Total Control Pest

(Ceratophyllum demersum)

Total Control Pest

Hornwort spread about a swampy area.

Hornwort is a vigorous, invasive, submerged, aquatic perennial found in fresh water down to 16 metres in very clear water, once used as an aquarium and ornamental pond plant. Lacking roots, Hornwort is often free-floating, although its modified base leaves can act as roots, anchoring the plant in sediment or around obstructions in flowing waters. The stems are up to 7 metres long, branched and brittle. The green, forked leaves with toothed edges are arranged in whorls of 7–12. The flowers are minute and no seed is set in New Zealand, but the stem fragments can grow to form new plants. It is considered to be one of the worst introduced water weeds in New Zealand.

It was introduced into the North Island in 1961; the first South Island infestation was found in the Moutere Stream in 2001 and it was subsequently found in a number of other freshwater ponds in the Tasman-Nelson region. An active campaign of eradication has been conducted by the Department of Conservation and Tasman District Council, with support from occupiers.

Reasons for the Strategy

The thin, wispy leaves of Hornwort.

Hornwort grows rapidly and forms dense rafts of weed that can choke waterways, disrupting fishing, boating and other water-based recreational activities, affecting water intakes for irrigation and dams, and severely impacting on other aquatic organisms. It is spread by stem fragments; plants are easily transported to other waterways by machinery, boats, trailers and nets. It is difficult to eradicate. As such, it represents a major threat to South Island rivers and lakes, as well as to irrigation schemes and hydroelectric dams.

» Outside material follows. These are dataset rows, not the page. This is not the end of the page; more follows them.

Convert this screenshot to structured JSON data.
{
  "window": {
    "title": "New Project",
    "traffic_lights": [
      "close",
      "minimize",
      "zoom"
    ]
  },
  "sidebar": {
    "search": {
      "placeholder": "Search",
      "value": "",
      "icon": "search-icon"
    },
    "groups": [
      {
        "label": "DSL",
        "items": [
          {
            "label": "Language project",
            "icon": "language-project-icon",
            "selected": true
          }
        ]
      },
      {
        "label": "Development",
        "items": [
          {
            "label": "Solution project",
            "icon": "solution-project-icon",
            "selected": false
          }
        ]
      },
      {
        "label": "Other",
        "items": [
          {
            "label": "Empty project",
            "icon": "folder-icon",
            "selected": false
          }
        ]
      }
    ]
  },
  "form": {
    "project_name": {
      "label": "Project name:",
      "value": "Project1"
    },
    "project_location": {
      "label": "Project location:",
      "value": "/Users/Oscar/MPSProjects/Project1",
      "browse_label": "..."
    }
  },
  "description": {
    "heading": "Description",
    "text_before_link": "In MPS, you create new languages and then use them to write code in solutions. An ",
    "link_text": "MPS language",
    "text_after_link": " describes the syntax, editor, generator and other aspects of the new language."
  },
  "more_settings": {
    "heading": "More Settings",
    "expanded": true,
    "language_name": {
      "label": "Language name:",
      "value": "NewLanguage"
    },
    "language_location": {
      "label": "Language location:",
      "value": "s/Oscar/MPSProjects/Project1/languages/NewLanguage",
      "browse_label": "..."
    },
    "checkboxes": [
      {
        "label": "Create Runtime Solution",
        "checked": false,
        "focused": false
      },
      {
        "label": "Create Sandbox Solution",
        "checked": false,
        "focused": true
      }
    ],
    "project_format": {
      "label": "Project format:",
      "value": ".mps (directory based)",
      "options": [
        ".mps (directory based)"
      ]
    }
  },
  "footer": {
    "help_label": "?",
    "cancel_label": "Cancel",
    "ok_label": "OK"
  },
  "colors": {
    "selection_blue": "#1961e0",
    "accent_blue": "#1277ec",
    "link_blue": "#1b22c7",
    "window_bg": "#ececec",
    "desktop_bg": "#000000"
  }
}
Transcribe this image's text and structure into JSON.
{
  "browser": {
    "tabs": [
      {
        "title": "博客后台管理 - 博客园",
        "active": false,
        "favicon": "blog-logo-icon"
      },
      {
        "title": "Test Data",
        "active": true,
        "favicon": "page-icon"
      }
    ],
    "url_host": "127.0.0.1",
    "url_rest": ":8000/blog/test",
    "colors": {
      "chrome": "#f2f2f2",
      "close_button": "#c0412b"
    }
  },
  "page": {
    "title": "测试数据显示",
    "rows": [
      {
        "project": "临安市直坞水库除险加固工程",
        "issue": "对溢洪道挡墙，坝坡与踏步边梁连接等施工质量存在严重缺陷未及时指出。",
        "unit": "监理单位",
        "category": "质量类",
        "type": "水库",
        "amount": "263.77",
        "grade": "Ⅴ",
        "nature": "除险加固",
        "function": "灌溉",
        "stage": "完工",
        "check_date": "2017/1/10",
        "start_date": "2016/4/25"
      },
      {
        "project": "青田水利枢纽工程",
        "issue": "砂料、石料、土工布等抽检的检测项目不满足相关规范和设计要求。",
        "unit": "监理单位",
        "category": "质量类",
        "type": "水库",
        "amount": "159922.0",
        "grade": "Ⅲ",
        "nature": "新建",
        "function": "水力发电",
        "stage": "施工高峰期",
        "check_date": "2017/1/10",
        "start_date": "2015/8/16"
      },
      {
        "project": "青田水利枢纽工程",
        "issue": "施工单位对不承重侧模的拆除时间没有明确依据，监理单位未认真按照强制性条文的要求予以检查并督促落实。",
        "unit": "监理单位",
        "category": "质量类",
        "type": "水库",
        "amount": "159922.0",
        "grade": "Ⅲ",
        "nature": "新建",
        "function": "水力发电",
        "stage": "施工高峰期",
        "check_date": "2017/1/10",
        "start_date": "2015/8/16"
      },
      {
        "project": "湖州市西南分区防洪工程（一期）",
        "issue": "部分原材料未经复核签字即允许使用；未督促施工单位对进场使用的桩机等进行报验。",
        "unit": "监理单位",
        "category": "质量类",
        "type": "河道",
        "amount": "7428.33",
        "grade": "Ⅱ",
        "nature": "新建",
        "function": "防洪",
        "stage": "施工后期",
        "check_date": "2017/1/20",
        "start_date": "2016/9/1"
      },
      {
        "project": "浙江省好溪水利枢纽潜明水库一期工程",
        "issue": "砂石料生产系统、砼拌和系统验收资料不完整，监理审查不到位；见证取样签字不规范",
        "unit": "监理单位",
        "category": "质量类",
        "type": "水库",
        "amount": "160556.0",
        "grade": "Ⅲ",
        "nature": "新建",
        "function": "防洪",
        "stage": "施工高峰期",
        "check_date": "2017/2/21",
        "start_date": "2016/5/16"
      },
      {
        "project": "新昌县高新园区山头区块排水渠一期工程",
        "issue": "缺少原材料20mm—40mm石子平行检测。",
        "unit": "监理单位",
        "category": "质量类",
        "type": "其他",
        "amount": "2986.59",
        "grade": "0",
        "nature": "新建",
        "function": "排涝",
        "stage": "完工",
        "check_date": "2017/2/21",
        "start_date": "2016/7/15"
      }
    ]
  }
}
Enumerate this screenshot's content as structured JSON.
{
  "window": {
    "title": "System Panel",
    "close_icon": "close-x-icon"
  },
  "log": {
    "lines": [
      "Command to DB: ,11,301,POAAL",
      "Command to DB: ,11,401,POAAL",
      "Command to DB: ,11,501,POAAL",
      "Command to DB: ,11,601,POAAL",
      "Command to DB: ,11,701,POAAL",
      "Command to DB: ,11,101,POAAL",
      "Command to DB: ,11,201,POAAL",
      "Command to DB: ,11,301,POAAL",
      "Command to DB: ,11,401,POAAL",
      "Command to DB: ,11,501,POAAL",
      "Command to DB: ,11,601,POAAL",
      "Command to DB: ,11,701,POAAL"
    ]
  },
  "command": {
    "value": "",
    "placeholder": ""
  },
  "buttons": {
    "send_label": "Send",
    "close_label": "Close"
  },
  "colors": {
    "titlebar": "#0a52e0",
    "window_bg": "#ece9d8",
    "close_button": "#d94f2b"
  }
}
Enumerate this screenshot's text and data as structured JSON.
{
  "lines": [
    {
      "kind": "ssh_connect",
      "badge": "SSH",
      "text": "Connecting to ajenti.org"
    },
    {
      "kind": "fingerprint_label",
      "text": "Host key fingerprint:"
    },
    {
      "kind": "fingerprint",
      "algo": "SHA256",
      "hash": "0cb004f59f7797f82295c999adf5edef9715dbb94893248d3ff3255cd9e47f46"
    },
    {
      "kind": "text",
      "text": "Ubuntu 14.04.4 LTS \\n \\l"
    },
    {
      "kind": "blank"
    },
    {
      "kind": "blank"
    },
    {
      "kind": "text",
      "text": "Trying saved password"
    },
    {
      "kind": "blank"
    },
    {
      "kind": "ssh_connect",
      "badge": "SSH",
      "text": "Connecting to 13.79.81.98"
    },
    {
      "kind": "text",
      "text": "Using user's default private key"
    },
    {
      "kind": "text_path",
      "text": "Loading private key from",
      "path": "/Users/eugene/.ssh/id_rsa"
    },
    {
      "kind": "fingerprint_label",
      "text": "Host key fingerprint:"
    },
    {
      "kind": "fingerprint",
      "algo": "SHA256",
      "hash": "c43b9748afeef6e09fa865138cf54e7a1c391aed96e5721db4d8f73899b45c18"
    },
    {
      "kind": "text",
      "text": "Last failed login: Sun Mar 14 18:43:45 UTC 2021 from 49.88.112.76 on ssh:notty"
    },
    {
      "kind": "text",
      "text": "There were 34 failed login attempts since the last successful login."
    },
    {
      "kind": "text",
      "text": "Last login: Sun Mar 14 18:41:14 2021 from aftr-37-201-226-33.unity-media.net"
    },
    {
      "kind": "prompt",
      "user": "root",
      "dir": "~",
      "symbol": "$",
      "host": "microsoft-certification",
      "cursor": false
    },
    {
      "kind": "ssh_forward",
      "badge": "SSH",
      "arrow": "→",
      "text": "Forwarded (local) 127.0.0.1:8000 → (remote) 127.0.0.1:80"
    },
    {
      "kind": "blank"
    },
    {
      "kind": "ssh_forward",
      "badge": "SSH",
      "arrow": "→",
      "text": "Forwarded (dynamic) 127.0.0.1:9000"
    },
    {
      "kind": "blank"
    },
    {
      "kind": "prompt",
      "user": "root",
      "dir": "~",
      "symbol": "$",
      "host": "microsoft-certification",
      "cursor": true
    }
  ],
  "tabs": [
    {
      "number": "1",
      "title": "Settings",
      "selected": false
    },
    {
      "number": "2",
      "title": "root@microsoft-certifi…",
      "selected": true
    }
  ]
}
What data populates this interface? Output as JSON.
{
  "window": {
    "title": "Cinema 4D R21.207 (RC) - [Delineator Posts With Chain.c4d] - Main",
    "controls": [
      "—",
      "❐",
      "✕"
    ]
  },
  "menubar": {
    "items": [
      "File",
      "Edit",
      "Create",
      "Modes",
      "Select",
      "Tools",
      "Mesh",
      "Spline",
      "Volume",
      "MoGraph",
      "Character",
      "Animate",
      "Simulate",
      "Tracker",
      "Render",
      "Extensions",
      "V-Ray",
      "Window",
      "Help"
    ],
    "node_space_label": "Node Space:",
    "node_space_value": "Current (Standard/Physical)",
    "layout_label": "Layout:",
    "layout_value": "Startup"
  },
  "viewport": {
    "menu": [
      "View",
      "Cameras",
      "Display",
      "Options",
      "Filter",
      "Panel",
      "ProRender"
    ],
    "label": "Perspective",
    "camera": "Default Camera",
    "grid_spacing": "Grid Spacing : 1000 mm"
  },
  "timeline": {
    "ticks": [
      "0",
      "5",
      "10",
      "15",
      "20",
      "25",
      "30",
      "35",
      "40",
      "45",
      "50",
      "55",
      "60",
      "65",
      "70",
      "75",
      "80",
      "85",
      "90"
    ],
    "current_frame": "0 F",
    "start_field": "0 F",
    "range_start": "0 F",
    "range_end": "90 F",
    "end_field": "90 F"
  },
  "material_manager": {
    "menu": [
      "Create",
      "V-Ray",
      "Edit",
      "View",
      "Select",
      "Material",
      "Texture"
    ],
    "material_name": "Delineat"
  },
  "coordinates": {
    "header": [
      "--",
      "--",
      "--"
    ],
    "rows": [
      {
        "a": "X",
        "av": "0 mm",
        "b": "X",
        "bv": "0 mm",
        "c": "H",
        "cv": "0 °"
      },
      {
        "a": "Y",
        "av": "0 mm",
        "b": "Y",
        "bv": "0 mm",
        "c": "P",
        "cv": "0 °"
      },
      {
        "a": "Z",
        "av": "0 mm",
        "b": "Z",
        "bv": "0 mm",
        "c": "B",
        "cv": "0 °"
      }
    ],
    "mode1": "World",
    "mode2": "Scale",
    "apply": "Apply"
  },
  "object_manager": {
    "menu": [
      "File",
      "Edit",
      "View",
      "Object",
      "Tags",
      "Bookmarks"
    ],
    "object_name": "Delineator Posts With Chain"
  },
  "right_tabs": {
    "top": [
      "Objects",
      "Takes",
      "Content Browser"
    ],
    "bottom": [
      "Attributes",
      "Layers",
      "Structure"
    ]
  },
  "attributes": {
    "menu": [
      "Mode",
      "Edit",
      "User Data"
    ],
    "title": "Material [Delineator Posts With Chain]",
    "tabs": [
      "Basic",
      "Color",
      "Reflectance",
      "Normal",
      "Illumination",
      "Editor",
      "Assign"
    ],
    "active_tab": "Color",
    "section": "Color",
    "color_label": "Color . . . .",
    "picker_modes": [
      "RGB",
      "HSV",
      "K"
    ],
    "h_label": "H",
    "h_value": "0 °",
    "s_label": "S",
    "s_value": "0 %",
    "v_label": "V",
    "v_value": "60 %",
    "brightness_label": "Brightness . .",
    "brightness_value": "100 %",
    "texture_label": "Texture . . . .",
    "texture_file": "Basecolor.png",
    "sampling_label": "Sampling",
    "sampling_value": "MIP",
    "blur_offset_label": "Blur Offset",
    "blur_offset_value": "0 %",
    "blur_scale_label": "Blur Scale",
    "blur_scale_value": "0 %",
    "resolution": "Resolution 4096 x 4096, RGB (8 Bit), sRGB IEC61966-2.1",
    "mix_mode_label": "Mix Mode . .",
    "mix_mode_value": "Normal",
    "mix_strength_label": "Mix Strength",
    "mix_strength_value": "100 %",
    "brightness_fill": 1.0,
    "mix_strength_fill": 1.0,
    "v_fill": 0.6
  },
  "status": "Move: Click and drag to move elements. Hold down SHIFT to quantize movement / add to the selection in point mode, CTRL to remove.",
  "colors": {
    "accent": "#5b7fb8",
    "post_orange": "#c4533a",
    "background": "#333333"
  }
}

In the Tasman-Nelson region, prompt action by the Department of Conservation over a number of years, assisted by the Management Agency, appears to have eradicated it. Hornwort’s ability to regenerate from vegetative fragments means that intensive monitoring is essential. It is classified as an unwanted organism and the Management Agency is currently contracted by Biosecurity New Zealand to undertake surveillance. Biosecurity New Zealand is committed to its eradication in the South Island.

Hornwort is assessed at “2” on the infestation curve. It has been recorded in the Moutere Stream and in a small number of ponds on privately-owned land in Tasman District. The Management Agency is hopeful that it has been eliminated from these sites. The low incidence of Hornwort in the Tasman-Nelson region, extensive areas of suitable habitat, and the potential for it to cause significant adverse effects, mean the benefits of total control far outweigh the costs.


Prevention is the key to ensuring that hornwort does not become established in the Nelson region and the rest of the South Island.

  • Hornwort forms a heavy clump of weed which grows just below the surface of the water.
  • The tip of the plant looks like a pine tree sapling. The needle like leaves are 10 - 40mm long.
  • The leaves fork and look like deer horn (hence the name hornwort), and are toothed on one side.


To contribute to the eradication of Hornwort by ensuring that all known sites in the Tasman-Nelson region are inspected annually and any live plants are reported to Biosecurity New Zealand during the term of the Strategy.

Alternative Measures

The alternative option of “do nothing” or relying on voluntary control will not achieve the objective of eradication, and will result in significant additional costs to the community with respect to lost natural values and the increased cost of control in the future.

Strategy Rule for Hornwort

The Management Agency will work with Biosecurity New Zealand for the surveillance and control of Hornwort in water bodies. A breach of Strategy Rule 4.8.5 is an offence under Section 154(r) of the Biosecurity Act 1993.

Biosecurity Act Requirement

No person shall knowingly sell, propagate, breed, release, or commercially display Hornwort, under Sections 52 and 53 of the Act.